Collected data
BEGIN
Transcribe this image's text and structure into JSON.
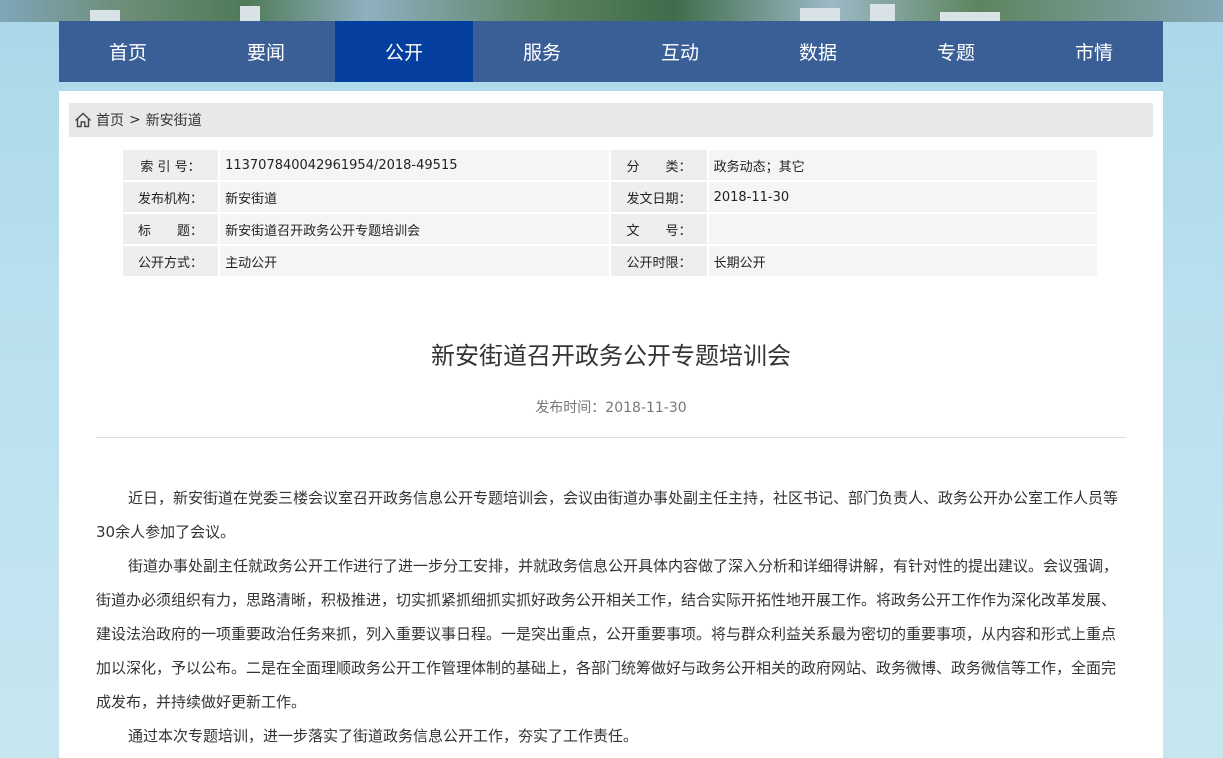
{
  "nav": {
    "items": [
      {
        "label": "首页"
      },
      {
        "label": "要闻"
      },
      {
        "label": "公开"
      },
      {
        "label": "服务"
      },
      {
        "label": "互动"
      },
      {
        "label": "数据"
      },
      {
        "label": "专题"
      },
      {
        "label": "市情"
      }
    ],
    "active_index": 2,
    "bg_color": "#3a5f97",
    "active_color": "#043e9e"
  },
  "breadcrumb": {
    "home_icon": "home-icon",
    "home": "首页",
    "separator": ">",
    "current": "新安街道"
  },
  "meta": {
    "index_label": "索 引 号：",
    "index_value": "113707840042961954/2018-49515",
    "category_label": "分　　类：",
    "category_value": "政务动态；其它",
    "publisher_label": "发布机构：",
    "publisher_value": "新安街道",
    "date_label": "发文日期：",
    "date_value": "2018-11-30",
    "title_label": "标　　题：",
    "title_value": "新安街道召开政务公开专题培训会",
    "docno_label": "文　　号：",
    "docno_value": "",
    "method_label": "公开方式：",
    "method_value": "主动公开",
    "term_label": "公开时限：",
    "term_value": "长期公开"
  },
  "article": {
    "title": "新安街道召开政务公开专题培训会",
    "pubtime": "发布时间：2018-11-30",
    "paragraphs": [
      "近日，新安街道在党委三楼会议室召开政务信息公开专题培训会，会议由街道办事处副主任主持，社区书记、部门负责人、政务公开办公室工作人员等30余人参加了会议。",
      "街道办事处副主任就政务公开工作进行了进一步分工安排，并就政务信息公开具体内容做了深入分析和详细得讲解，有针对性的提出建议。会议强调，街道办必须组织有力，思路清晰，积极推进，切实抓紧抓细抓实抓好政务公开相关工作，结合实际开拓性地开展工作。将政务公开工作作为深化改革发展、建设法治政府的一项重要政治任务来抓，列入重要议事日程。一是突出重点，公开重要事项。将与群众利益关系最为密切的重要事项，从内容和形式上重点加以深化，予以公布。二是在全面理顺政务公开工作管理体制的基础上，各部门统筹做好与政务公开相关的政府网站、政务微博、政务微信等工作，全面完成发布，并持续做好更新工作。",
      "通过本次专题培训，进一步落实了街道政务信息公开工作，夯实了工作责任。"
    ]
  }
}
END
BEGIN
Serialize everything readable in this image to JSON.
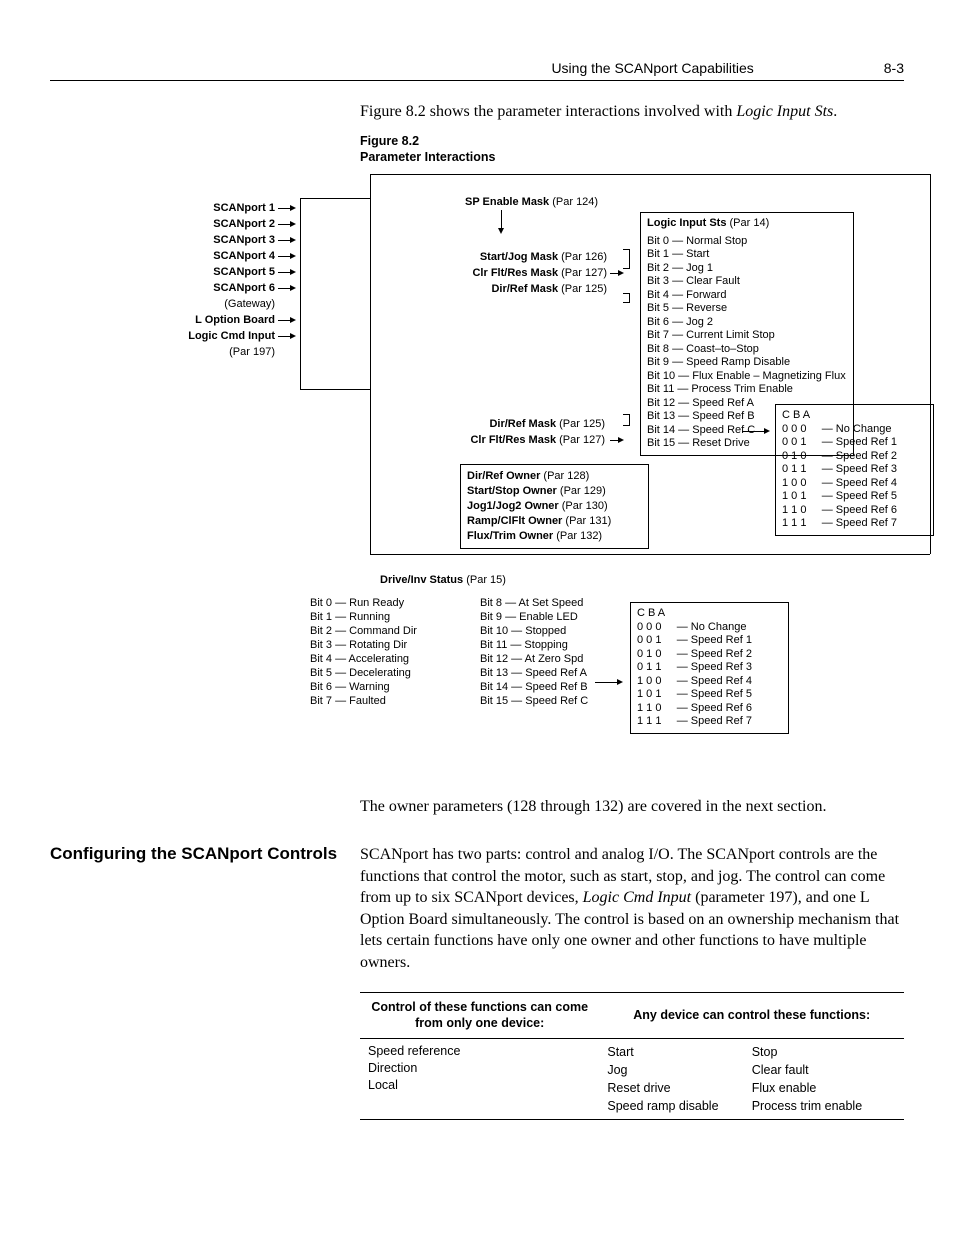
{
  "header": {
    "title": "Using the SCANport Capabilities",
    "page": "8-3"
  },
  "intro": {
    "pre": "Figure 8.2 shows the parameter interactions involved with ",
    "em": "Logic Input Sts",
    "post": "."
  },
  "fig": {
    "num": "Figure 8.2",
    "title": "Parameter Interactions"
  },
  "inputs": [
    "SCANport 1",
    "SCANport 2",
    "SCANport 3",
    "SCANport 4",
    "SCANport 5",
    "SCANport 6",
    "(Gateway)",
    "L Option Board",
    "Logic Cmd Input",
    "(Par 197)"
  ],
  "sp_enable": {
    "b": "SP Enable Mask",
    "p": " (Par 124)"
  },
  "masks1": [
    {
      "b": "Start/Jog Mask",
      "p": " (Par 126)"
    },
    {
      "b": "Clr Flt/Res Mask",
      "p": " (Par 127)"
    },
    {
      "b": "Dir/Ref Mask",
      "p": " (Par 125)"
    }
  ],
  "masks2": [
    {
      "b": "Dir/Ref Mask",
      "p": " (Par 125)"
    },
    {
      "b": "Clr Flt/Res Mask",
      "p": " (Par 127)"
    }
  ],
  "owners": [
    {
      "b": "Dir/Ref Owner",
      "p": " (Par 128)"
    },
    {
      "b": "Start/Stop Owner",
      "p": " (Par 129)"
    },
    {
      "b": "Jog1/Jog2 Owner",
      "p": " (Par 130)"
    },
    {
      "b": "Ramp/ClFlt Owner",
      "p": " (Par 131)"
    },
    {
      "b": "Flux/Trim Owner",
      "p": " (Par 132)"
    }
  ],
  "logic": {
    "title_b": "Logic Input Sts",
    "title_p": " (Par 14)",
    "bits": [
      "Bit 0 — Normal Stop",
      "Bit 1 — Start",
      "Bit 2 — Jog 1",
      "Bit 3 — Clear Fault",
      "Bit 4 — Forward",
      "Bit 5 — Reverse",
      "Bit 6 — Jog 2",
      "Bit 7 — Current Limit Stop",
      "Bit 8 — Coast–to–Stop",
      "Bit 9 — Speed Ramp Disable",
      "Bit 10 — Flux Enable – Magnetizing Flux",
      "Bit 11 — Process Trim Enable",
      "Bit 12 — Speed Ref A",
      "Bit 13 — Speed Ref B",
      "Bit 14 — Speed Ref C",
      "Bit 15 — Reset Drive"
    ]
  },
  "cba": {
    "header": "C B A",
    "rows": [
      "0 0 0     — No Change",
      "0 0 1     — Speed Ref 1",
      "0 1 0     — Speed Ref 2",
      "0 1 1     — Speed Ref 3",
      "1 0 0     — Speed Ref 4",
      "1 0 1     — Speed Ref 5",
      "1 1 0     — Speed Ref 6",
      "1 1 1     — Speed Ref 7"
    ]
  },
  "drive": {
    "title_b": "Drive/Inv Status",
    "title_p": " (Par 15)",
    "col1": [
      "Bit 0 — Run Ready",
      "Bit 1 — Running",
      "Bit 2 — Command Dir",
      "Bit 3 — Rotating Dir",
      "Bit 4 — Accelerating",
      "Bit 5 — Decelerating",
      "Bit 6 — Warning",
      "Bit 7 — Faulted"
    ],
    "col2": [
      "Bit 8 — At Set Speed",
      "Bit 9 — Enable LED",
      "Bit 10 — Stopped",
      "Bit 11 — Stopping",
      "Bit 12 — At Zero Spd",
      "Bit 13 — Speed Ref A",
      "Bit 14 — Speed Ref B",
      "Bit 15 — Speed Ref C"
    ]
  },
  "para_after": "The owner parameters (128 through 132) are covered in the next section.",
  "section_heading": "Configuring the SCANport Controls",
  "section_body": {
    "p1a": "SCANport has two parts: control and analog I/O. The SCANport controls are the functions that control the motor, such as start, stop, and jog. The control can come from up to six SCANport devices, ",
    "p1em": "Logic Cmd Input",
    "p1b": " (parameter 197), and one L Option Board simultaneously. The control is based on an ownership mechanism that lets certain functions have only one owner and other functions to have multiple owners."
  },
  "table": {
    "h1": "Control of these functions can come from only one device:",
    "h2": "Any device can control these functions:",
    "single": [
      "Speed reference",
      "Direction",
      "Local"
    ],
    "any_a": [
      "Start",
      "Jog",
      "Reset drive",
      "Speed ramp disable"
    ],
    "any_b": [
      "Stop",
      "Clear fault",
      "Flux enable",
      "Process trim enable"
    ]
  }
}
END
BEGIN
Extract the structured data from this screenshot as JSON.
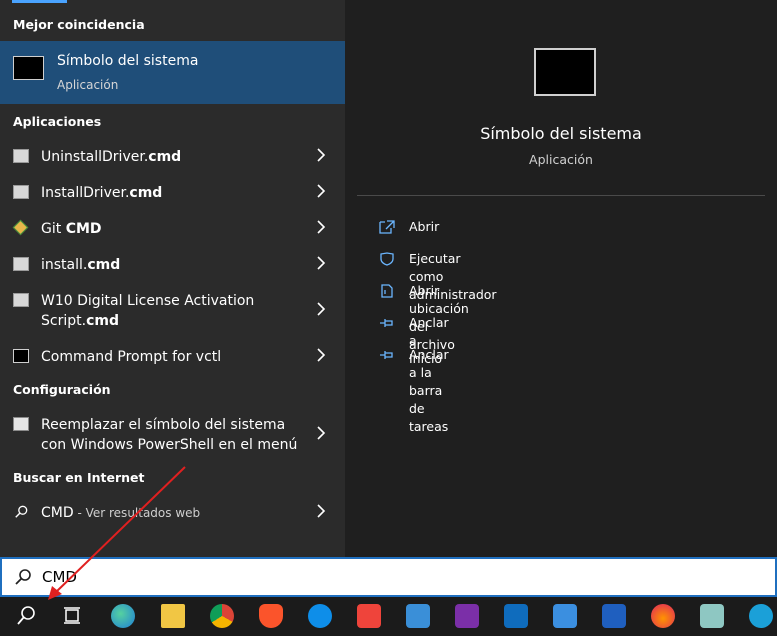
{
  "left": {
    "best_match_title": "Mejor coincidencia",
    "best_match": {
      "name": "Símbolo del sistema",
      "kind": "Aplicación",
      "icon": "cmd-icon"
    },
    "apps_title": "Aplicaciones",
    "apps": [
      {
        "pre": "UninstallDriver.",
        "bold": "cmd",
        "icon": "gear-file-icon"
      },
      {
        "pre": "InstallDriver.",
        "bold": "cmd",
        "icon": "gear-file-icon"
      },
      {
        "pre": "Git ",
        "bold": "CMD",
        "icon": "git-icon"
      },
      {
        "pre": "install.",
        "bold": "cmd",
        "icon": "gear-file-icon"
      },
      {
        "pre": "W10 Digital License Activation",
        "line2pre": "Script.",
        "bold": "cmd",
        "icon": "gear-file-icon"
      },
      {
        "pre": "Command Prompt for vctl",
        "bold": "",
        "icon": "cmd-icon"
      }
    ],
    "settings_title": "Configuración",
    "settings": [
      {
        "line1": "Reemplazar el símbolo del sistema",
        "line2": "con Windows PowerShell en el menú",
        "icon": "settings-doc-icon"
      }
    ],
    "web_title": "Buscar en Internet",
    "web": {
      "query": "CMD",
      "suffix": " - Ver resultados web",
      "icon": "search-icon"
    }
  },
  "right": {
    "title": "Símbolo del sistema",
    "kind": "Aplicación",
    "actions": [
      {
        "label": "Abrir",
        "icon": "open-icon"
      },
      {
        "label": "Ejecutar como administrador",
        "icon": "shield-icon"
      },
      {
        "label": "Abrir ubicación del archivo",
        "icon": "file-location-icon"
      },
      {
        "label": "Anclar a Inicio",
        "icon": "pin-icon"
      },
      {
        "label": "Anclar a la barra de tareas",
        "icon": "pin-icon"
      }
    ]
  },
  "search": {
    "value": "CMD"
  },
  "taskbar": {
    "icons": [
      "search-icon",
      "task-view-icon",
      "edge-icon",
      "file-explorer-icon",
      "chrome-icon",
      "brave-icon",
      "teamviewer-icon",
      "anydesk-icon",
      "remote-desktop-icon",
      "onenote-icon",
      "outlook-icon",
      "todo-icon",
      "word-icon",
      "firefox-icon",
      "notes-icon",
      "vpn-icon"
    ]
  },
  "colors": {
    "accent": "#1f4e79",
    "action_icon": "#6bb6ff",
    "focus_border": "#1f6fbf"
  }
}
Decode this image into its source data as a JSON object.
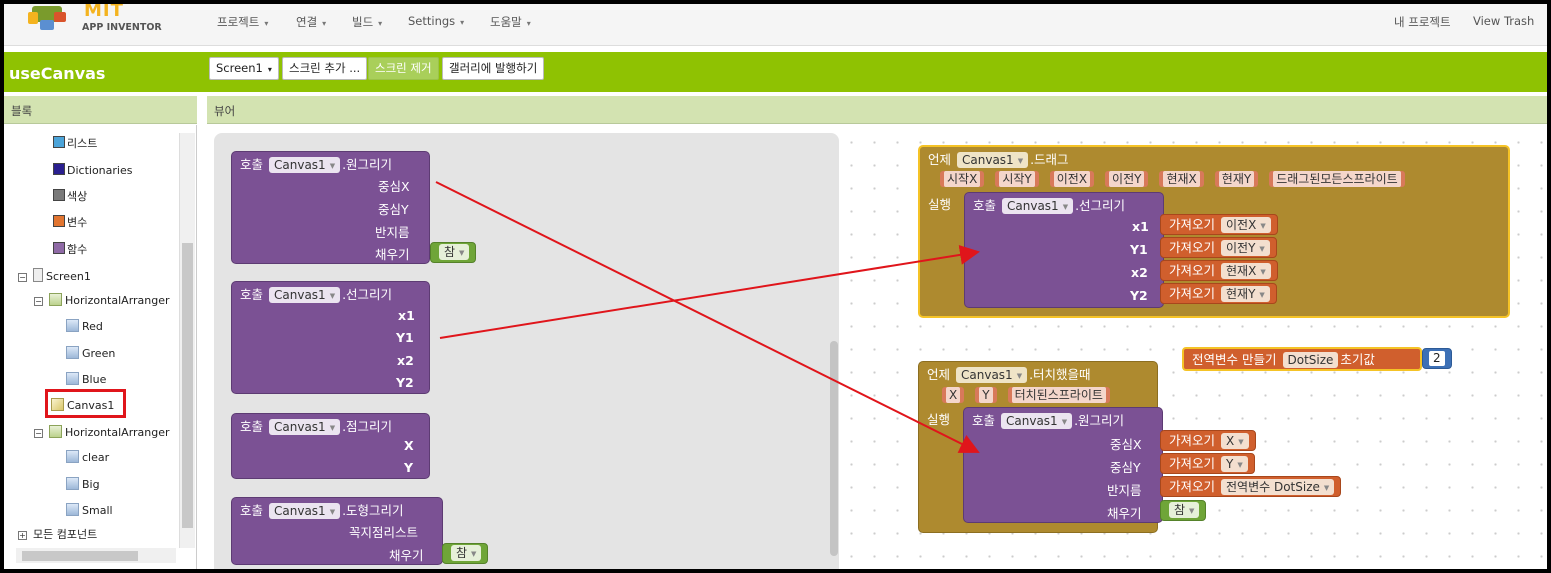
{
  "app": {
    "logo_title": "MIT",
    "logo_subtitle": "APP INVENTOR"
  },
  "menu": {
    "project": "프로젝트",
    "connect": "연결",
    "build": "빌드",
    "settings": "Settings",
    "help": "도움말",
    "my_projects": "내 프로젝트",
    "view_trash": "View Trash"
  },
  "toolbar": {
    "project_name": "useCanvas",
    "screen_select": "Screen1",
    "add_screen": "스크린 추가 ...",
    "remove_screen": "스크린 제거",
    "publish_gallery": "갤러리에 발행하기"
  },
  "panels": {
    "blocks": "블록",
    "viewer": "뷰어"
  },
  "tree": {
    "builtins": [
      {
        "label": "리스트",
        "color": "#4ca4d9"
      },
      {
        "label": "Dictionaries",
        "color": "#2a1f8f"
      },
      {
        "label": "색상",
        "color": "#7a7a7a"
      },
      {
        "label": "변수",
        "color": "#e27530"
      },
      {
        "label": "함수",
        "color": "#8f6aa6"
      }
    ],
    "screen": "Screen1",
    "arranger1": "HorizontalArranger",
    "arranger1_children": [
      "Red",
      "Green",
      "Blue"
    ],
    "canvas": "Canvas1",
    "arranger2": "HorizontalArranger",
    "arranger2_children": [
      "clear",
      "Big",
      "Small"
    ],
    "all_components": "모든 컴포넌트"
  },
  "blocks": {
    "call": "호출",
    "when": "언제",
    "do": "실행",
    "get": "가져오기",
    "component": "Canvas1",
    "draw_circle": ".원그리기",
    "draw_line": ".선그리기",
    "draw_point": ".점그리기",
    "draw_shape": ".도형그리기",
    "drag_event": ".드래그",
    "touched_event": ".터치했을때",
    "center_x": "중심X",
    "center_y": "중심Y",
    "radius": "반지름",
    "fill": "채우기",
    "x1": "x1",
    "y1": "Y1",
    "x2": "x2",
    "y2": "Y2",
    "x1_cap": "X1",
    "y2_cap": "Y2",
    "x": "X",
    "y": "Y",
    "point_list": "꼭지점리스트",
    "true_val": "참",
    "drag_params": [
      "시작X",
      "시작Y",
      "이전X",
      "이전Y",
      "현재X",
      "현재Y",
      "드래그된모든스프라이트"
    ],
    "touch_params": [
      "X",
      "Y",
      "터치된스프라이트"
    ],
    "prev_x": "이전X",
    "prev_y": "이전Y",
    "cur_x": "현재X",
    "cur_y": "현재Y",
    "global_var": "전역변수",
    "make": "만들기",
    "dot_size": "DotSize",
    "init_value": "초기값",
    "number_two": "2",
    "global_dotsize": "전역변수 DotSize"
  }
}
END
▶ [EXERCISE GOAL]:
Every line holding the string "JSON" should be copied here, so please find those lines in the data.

▶ [ANSWER AREA]:
Transcribe this image's text and structure into JSON.
Serialize everything readable in this image to JSON.
Extract the structured data from this screenshot as JSON.
Decode this image into its source data as a JSON object.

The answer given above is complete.